    This has specifically happened to me.

  48. Carlee says:

    I love the fact that my boss is a technical person, while I’m the administrative guru. No matter how great I am at my job, he will never feel threatened because we are doing two completely different things. And he doesn’t micromanage me because as long as the work is done, he doesn’t care about the details.

    Of course, it also limits my career growth a bit (I can’t move up unless I apply for a completely different job, either within my dept or another dept) but there are definite benefits.

  49. corridor7f says:

    If only, “just quit” was a viable option…

    Before you go and make yourself homeless, consider a transfer or a move within your current company. One bad boss doesn’t mean the entire company is bogus, especially in a large one.

    That said, you’ll have to exercise great patience and diplomacy to leave on good terms and not burn any bridges. You may have an extended wait before you can leave, so learn how to cope in the meantime.

    Learn how to flatter and make your boss look smart.. credit them with any ideas when possible and learn how to get along with them socially on some level. No, they can’t fire you because they don’t like you, but they can easily make your work day even more miserable if they want to… save up your energy for your job search and just be nice. It takes a lot less energy.

  50. iesika says:

    This happened to my friend. She was doing twice as much work in a day as most of her coworkers, and got a terrible review for it. She was tearing herself apart, trying to “improve” her performance. Eventually she moved to a new town for personal reasons and got a transfer, and a new boss. And a promotion within a few months. It’s amazing what not working for a dick can do for your career!

    So, if it’s feasible, one way to get out from under a terrible boss is to move laterally within the company, to a different location or into a new department.

  51. Nunov Yerbizness says:

    Or it could be that Ned is merely a legend in his own mind, and that others (including his boss) could see that he was what German general Kurt Gebhard Adolf Philipp Freiherr von Hammerstein-Equord (an anti-Nazi, BTW) called the “stupid and diligent.” That is, he got a freakin’ lot of stuff done…wrongly.

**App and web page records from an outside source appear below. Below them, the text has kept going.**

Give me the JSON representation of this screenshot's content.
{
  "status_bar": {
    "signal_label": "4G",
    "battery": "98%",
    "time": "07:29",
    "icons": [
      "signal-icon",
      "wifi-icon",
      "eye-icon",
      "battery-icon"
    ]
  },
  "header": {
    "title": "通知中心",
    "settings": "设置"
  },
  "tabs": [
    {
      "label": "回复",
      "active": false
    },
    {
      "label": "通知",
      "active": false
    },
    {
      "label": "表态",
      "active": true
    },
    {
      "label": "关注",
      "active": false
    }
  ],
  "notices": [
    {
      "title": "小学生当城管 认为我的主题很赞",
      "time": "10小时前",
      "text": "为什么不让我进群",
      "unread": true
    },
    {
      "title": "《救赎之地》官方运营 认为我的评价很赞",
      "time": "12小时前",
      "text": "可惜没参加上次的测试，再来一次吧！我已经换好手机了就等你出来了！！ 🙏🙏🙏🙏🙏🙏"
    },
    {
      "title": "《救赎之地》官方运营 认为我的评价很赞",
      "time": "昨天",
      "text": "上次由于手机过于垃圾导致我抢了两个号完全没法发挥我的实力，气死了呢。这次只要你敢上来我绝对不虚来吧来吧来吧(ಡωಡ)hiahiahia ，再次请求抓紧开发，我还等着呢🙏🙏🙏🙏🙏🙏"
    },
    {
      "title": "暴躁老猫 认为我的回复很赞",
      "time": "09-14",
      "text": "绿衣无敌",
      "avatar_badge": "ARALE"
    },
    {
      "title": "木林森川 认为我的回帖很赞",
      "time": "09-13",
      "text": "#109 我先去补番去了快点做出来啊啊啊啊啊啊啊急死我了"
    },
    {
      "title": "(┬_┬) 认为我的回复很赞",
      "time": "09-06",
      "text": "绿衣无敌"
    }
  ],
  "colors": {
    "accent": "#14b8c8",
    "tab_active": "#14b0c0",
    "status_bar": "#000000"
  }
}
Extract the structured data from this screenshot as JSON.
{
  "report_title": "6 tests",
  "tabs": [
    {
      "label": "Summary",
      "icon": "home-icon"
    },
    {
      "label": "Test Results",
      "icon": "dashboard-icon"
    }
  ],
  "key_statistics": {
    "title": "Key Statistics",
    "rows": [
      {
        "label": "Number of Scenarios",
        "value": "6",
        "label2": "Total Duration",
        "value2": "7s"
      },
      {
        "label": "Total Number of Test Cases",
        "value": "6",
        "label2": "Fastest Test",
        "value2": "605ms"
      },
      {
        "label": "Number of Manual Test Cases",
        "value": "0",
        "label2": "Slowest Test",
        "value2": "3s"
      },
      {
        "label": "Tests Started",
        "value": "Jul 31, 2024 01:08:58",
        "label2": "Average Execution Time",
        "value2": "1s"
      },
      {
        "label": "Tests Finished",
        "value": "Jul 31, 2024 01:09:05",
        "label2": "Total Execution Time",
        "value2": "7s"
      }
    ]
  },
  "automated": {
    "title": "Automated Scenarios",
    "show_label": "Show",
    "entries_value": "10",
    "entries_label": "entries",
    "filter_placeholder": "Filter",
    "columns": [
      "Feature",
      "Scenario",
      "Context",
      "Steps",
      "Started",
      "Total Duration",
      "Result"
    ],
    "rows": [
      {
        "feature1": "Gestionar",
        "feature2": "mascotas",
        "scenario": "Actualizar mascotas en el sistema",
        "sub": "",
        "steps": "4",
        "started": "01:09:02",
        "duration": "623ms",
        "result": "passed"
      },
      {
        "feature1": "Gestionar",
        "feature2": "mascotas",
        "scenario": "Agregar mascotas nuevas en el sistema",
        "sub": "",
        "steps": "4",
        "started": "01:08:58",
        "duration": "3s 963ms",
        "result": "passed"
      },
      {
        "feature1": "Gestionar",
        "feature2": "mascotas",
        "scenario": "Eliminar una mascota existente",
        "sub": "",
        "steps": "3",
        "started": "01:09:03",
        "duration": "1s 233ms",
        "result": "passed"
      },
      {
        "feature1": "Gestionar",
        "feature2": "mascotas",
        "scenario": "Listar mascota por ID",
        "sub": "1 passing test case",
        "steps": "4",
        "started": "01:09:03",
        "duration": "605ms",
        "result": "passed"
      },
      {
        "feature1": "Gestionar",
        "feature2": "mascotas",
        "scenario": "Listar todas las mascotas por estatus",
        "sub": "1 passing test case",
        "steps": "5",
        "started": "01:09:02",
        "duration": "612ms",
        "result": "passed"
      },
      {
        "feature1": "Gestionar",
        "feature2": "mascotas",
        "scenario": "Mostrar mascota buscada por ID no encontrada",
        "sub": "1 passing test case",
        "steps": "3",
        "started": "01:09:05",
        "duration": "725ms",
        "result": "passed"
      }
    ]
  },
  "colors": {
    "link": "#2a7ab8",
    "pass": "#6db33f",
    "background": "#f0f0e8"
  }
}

    http://en.wikipedia.org/wiki/Kurt_von_Hammerstein

  52. retailriter says:

    Don’t work so hard that you become a victim of your own success.